You’re more likely to gain weight and then struggle to lose it.
Your good looks disappear! In a study, people who didn’t get enough sleep discovered more fine lines, wrinkles, uneven skin color, and “looser” skin in their faces.
The most frightening reason to make sure you get enough sleep is “drowsy driving”, which can actually be compared to driving while drunk. If you’ve been awake for 18 hours straight, you could be driving as if you have a blood alcohol level of .05 (for reference, .08 is considered drunk). If you’ve been awake for a full 24 hours – for instance, after a night where you had trouble falling asleep – it’s like a blood alcohol level of .10.
The CDC estimates that 1 in 25 adult drivers have fallen asleep while driving in the previous 30 days. And in 2013, the National Highway Traffic Safety Administration estimated that drowsy driving was responsible for 72,000 crashes.
These are truly scary statistics, and reason enough to make sure you sleep well.
But let’s also look at the BENEFITS of getting a good night’s sleep, consistently. Obviously, you can count on the opposite of the above:

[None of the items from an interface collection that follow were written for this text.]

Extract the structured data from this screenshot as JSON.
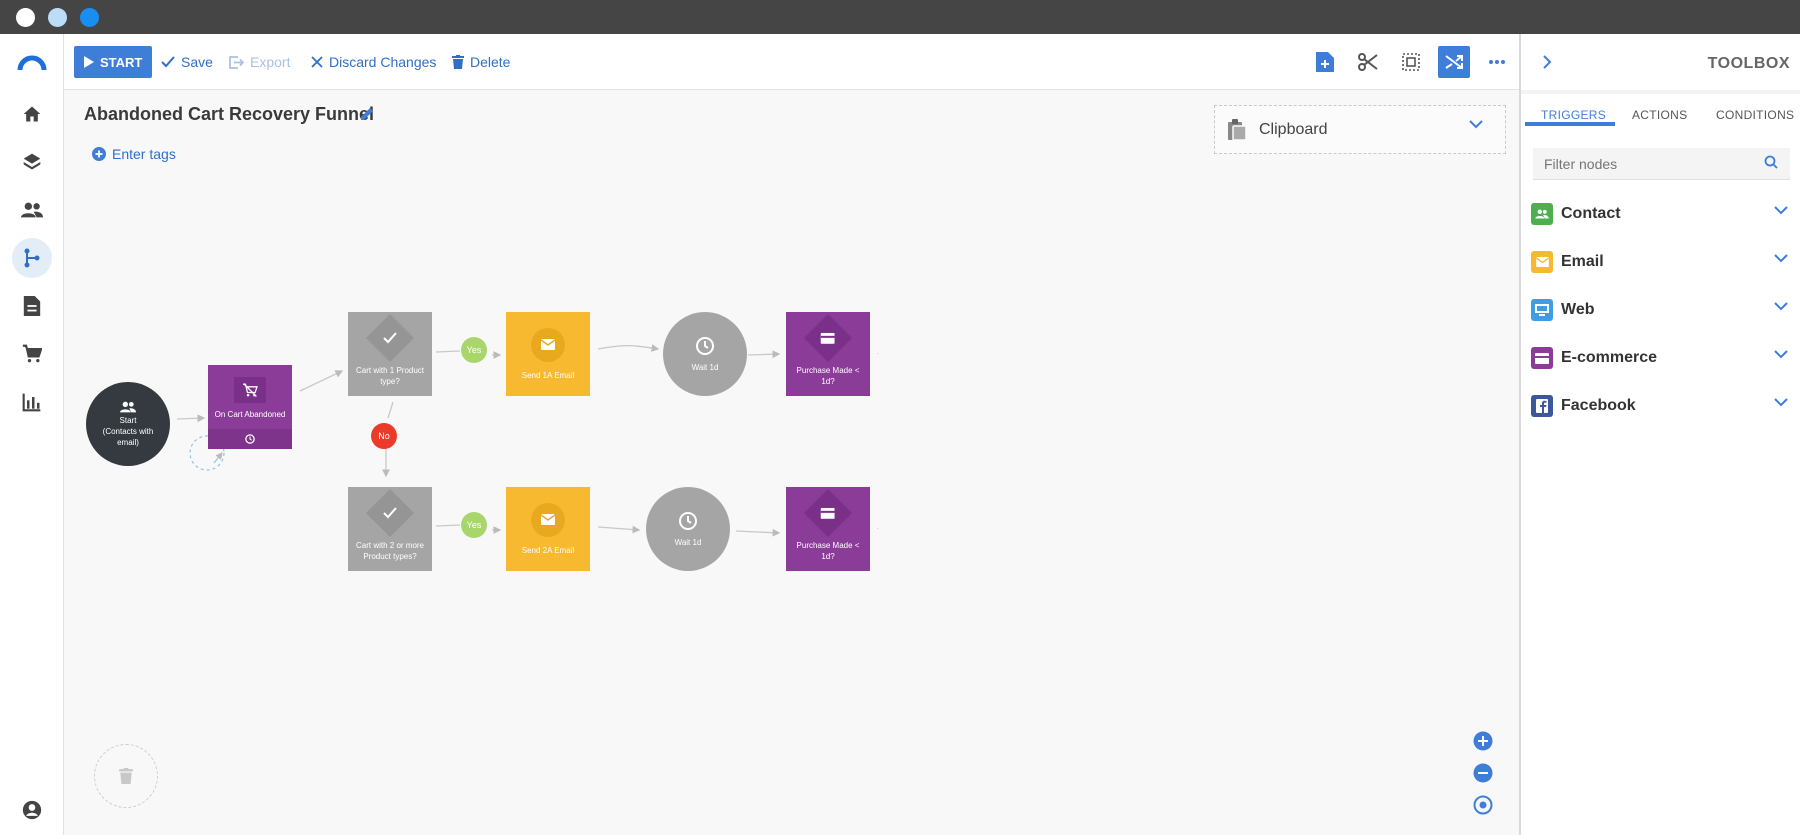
{
  "window": {
    "dot_colors": [
      "#ffffff",
      "#bcdcf8",
      "#1a8ef0"
    ]
  },
  "nav": {
    "items": [
      "logo-icon",
      "home-icon",
      "layers-icon",
      "contacts-icon",
      "flow-icon",
      "document-icon",
      "cart-icon",
      "chart-icon",
      "account-icon"
    ],
    "active": "flow-icon"
  },
  "toolbar": {
    "start_label": "START",
    "save_label": "Save",
    "export_label": "Export",
    "discard_label": "Discard Changes",
    "delete_label": "Delete",
    "icons": [
      "add-note-icon",
      "scissors-icon",
      "select-area-icon",
      "shuffle-icon",
      "more-icon"
    ]
  },
  "funnel": {
    "title": "Abandoned Cart Recovery Funnel",
    "tags_label": "Enter tags"
  },
  "clipboard": {
    "label": "Clipboard"
  },
  "nodes": {
    "start": "Start\n(Contacts with email)",
    "trigger": "On Cart Abandoned",
    "cond1": "Cart with 1 Product type?",
    "cond2": "Cart with 2 or more Product types?",
    "email1": "Send 1A Email",
    "email2": "Send 2A Email",
    "wait1": "Wait 1d",
    "wait2": "Wait 1d",
    "purchase1": "Purchase Made < 1d?",
    "purchase2": "Purchase Made < 1d?",
    "yes1": "Yes",
    "yes2": "Yes",
    "no": "No"
  },
  "colors": {
    "accent": "#3f7ed8",
    "dark_node": "#353a40",
    "purple": "#8b3c98",
    "gray_node": "#a5a5a5",
    "yellow": "#f6b92f",
    "yes_green": "#a8d66b",
    "no_red": "#ea3b2a"
  },
  "toolbox": {
    "title": "TOOLBOX",
    "tabs": [
      "TRIGGERS",
      "ACTIONS",
      "CONDITIONS"
    ],
    "active_tab": "TRIGGERS",
    "filter_placeholder": "Filter nodes",
    "categories": [
      {
        "label": "Contact",
        "icon": "contacts-icon",
        "color": "#4caf50"
      },
      {
        "label": "Email",
        "icon": "email-icon",
        "color": "#f6b92f"
      },
      {
        "label": "Web",
        "icon": "monitor-icon",
        "color": "#3f9de0"
      },
      {
        "label": "E-commerce",
        "icon": "card-icon",
        "color": "#8b3c98"
      },
      {
        "label": "Facebook",
        "icon": "facebook-icon",
        "color": "#3b5998"
      }
    ]
  }
}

A healthy sex drive
Better health, both short-term and long-term
Less chronic pain, if that’s something from which you suffer
Lower risk of injuries and accidents
Better mood… leading both to feeling positive, and to better relationships
Better weight control
OK, but you may ask, “How do I actually get more sleep when I have trouble sleeping?”
I’m glad you asked! According to Dr. Richard Shane here are some tips that often help. As you lie in bed:
Soften your tongue
Loosen your jaw
Calm your throat
Listen to your sleep breath
Calm your heart
This is a simple method that helps you relax your body and your mind, so you can fall asleep naturally.
And of course, watching what you eat – not overdoing it on sugars and caffeine, especially later in the day – and getting enough exercise every day, are critically important factors that help you sleep better at night.
I’m often surprised at how little we talk about sleep patterns in the health and fitness world since it can have such a dramatic impact on our weight and health.
If you’d like to speak with me about the health benefits of getting better sleep, and how your daily routine can help you doze off more easily, please contact me at firstname.lastname@example.org. I’d love to help you turn from drowsy to energetic!